##### INPUT MATERIAL #####
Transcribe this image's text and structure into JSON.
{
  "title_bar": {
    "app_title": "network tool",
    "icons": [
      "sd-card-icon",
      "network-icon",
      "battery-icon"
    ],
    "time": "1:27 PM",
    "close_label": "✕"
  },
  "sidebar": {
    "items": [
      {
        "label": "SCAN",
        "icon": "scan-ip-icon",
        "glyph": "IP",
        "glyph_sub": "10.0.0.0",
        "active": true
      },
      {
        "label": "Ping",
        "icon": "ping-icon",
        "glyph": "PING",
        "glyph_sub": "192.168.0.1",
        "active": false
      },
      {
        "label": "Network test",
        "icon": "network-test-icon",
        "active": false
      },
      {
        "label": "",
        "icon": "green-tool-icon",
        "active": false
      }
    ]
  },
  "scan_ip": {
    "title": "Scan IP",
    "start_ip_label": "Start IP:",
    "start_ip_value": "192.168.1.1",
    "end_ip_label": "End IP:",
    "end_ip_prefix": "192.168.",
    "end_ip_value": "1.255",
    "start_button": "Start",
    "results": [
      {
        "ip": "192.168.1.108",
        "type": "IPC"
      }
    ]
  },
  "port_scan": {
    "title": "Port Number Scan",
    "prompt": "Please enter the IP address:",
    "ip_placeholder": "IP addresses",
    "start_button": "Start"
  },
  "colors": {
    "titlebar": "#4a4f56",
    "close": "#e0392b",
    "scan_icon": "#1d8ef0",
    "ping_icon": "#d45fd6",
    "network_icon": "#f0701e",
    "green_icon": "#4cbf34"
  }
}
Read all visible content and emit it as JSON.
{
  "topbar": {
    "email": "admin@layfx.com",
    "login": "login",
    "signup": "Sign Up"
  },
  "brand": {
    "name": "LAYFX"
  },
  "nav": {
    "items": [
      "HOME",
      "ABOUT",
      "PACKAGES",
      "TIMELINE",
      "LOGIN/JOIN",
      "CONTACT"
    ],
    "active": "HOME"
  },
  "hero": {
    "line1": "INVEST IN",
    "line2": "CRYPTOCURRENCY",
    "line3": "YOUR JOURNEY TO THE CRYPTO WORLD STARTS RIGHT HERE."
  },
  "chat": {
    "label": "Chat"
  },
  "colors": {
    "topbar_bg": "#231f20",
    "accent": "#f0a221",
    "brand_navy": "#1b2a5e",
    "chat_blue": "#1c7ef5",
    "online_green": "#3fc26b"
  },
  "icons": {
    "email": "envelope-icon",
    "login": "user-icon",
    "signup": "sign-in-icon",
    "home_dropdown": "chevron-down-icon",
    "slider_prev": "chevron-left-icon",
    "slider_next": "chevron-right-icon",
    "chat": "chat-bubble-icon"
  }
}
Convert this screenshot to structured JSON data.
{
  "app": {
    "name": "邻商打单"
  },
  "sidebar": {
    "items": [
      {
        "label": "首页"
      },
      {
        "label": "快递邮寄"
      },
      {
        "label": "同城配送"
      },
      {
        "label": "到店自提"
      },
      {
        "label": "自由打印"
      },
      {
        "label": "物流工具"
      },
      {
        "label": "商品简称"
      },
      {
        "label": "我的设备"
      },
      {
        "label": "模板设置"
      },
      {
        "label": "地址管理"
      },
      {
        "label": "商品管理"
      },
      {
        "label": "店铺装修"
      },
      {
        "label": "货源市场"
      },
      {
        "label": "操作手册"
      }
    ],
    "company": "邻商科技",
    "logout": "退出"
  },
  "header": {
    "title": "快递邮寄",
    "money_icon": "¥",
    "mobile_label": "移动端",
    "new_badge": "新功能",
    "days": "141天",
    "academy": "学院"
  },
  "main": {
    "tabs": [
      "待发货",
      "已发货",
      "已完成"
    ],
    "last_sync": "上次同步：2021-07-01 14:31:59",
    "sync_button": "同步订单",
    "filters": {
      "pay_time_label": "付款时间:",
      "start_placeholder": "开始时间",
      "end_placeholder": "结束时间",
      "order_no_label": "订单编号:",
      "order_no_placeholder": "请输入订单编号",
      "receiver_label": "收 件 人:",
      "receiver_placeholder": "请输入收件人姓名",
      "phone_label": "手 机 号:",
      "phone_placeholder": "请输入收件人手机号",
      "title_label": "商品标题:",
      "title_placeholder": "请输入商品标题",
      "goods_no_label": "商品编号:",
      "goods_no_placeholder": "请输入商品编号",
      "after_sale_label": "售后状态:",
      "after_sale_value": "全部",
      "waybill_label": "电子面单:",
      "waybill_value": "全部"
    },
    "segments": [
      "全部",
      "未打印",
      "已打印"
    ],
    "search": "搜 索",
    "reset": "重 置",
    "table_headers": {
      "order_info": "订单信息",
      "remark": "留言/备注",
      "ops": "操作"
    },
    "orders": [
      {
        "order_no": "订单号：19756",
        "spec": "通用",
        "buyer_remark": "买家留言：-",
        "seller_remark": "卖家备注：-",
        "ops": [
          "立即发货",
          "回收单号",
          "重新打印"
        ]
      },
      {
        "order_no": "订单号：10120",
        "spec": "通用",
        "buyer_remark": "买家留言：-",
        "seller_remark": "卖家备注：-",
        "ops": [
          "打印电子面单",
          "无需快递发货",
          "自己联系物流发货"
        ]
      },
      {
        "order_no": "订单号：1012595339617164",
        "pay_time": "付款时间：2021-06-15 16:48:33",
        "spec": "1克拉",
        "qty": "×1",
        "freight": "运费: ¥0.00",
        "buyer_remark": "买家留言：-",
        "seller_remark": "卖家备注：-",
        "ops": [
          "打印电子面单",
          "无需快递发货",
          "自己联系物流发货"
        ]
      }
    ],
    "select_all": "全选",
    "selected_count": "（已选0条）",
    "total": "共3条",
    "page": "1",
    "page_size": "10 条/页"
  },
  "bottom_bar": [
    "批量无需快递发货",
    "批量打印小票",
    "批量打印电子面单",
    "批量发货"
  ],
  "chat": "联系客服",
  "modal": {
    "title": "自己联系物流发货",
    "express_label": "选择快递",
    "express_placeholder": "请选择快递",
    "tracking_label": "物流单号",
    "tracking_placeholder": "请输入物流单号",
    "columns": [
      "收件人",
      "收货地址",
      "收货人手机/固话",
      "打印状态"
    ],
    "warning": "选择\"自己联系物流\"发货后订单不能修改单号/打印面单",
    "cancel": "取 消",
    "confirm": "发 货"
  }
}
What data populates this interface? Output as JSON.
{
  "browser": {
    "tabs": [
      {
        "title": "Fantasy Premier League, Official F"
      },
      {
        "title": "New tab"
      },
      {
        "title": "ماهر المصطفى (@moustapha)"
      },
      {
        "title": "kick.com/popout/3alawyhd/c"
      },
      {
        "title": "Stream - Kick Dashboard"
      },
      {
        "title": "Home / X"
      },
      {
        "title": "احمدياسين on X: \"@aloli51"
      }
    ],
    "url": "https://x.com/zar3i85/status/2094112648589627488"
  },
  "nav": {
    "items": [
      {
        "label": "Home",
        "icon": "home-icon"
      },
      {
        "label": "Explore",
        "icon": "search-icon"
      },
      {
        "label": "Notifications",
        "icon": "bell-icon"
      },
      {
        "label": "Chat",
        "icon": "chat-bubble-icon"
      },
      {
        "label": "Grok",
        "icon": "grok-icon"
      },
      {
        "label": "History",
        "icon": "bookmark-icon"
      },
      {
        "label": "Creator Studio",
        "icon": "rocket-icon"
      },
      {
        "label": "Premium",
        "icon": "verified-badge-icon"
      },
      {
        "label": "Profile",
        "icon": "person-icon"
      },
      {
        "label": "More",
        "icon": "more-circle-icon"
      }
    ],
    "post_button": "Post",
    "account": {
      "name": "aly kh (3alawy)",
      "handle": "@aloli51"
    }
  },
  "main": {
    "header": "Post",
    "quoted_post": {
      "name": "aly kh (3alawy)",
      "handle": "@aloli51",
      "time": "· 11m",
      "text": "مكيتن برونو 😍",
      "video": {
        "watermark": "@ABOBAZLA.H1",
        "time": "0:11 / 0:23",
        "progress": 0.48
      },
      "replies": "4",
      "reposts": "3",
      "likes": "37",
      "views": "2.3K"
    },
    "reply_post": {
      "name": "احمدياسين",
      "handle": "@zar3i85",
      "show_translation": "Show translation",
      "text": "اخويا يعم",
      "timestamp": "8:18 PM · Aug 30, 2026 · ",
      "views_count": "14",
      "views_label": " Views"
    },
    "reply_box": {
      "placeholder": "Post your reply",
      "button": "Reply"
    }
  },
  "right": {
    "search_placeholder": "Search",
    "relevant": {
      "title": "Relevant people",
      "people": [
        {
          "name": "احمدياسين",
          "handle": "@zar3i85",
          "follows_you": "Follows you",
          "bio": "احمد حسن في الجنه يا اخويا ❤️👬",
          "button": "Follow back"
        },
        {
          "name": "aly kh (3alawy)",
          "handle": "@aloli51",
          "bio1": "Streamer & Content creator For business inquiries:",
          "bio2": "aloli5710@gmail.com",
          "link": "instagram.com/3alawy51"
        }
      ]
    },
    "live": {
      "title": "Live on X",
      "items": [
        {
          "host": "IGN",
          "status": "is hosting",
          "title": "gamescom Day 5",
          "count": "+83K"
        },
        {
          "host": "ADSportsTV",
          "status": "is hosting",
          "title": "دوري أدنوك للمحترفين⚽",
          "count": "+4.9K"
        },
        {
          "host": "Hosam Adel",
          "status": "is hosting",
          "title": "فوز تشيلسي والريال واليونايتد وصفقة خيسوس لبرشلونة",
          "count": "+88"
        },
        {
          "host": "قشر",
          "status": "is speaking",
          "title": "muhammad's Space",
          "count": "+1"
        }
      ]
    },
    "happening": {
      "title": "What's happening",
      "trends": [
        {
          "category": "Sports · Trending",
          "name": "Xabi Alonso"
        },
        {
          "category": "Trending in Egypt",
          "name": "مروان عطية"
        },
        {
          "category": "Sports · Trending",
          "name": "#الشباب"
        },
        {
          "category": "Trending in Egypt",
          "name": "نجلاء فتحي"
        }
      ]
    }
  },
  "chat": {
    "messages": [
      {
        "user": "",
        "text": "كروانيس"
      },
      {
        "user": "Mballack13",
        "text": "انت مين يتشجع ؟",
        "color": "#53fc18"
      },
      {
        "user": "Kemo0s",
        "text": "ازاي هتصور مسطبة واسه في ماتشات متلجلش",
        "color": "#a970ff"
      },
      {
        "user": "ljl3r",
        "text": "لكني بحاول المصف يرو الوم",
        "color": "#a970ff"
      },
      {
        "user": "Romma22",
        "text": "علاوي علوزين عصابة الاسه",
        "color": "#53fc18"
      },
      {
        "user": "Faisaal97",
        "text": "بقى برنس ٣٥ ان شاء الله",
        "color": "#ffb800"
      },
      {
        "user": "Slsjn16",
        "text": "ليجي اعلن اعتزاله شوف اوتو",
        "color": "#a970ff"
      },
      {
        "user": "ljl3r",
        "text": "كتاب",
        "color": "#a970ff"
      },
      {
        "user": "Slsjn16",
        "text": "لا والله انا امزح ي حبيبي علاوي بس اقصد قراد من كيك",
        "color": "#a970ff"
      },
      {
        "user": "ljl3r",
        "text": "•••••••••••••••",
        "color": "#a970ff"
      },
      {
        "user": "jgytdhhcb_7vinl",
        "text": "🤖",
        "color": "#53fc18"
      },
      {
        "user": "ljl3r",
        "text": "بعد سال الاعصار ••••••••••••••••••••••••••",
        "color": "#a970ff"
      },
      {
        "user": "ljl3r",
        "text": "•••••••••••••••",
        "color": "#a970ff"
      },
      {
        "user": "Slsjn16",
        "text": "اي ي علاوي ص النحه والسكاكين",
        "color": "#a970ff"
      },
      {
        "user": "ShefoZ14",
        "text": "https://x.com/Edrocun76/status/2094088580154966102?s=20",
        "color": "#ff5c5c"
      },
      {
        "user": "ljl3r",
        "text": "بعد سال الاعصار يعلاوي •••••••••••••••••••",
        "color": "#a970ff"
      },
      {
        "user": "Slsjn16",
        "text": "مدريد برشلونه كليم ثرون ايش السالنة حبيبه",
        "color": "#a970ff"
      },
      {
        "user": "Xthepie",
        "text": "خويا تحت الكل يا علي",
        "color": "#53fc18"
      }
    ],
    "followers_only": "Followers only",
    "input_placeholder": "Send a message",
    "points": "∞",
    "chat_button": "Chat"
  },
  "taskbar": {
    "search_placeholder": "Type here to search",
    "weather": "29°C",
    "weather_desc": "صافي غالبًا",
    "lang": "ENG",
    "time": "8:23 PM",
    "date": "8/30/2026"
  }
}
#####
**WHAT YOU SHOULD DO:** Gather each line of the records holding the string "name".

**WRITTEN RESPONSE:**
    "name": "LAYFX"
    "name": "邻商打单"
      "name": "aly kh (3alawy)",
      "name": "aly kh (3alawy)",
      "name": "احمدياسين",
          "name": "احمدياسين",
          "name": "aly kh (3alawy)",
          "name": "Xabi Alonso"
          "name": "مروان عطية"
          "name": "#الشباب"
          "name": "نجلاء فتحي"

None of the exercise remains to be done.